Geosynthetics are highly valuable in the tunnel sector, with extensive use in tunnel engineering, including two major applications – wa­ter­proofing and drainage. Geomembranes are used as liners in hydraulic tunnels. Hydraulic tunnels that transfer water are lined with different materials such as steel and shotcrete to provide structural stability and prevent water leakage. Geomembranes ensure minimal liner de­te­rioration in such cases. Geotextiles and geo­membranes have low permeability, which ma­kes them ideal for waterproofing. They are re­sili­ent to rotting, swelling, ageing, puncture and chemicals, and they can withstand adver­se we­ather conditions. Geomembranes are th­in, so they do not compromise the tunnel dia­meter, eliminating the need for cross-sectional area reduction. Moreover, they can be used for re­pairing old tunnels. Overall, they are important components in the construction of tunnels, significantly improving the structural integrity and long-term performance of the projects.

In a recent development, the GMR Group started repairing the headrace tunnel of its 188 MW Bajoli-Holi hydropower project in Chamba district, Himachal Pradesh. The GMR Group has appointed a Swiss company to install a geo­membrane in the tunnel to block the seepage from the it, since this is affecting the entire village of Jharauta.

Water and wastewater treatment

Geosynthetics are being effectively employed across a wide range of applications to improve the pro­cess of storing and treating water and was­tewater. These materials are being used becau­se of properties such as cost-effectiveness, ease of installation and increased efficiency. In addition, geosynthetics are environmentally friendly. The growing use of geomembranes in wastewater management due to their exceptional chemical resistance is driving market growth.

The way forward

Geosynthetics provide cost savings, extend the lifespan of infrastructure projects and, most importantly, cause less environmental harm. Today, the benefits of geosynthetics are inc­re­asingly being recognised. However, their adoption in the infrastructure sectors has not yet taken off, and their promise is still largely unrealised. It is necessary for players in the infrastructure sector to make use of geosynthetics more frequently. While the government promo­tes the use of geosynthetics, much more needs to be done to increase their deployment. The need of the hour is to carry out necessary re­search and development for the use of geosynthetics in infrastructure sectors, particularly for specific use cases.

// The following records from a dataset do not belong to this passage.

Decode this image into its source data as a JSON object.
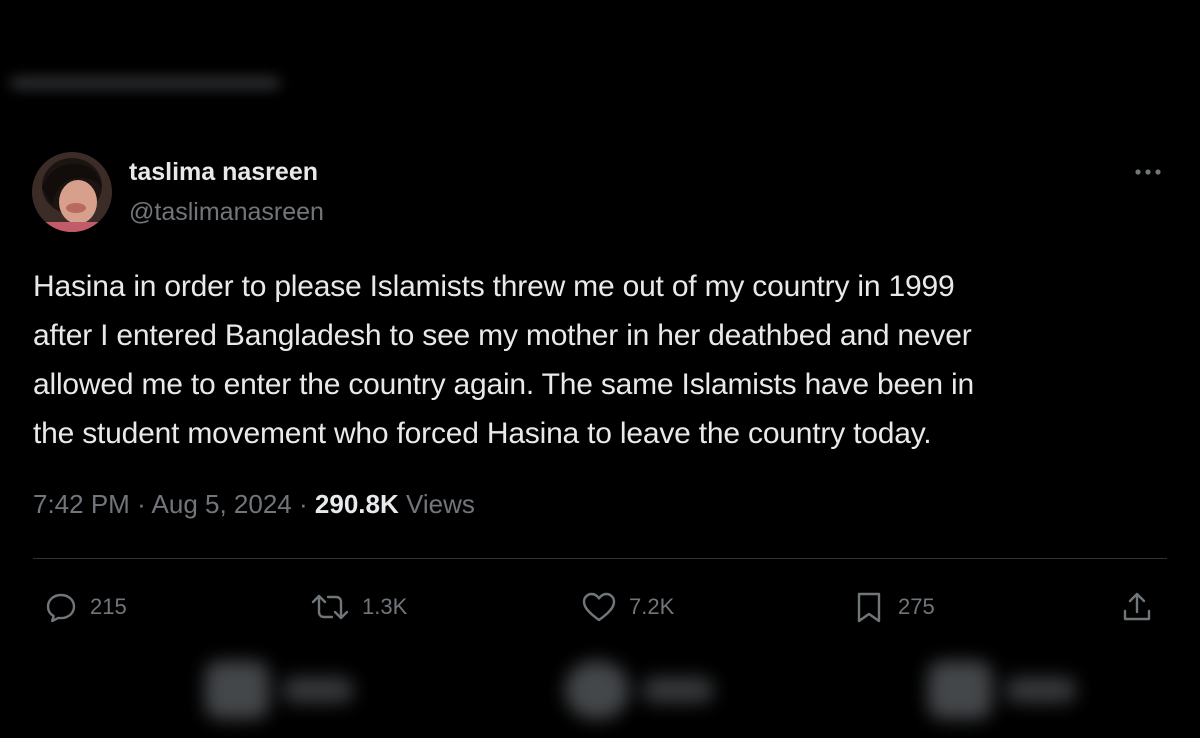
{
  "author": {
    "display_name": "taslima nasreen",
    "handle": "@taslimanasreen"
  },
  "tweet": {
    "text": "Hasina in order to please Islamists threw me out of my country in 1999\nafter I entered Bangladesh to see my mother in her deathbed and never\nallowed me to enter the country again. The same Islamists have been in\nthe student movement who forced Hasina to leave the country today."
  },
  "meta": {
    "time": "7:42 PM",
    "separator": "·",
    "date": "Aug 5, 2024",
    "views_count": "290.8K",
    "views_label": "Views"
  },
  "actions": {
    "reply": {
      "icon": "reply-icon",
      "count": "215"
    },
    "retweet": {
      "icon": "retweet-icon",
      "count": "1.3K"
    },
    "like": {
      "icon": "heart-icon",
      "count": "7.2K"
    },
    "bookmark": {
      "icon": "bookmark-icon",
      "count": "275"
    },
    "share": {
      "icon": "share-icon"
    }
  },
  "colors": {
    "background": "#000000",
    "primary_text": "#e7e9ea",
    "secondary_text": "#71767b",
    "divider": "#2f3336"
  }
}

The geosynthetics market in India is ex­pected to grow significantly due to the ongoing infrastructure development. The road sector is expected to be a key driver of growth for the geosynthetics industry. The railway sector is also rapidly developing and is expected to inc­rease the demand for geosynthetics due to the upcoming dedicated freight corridors and high speed train projects.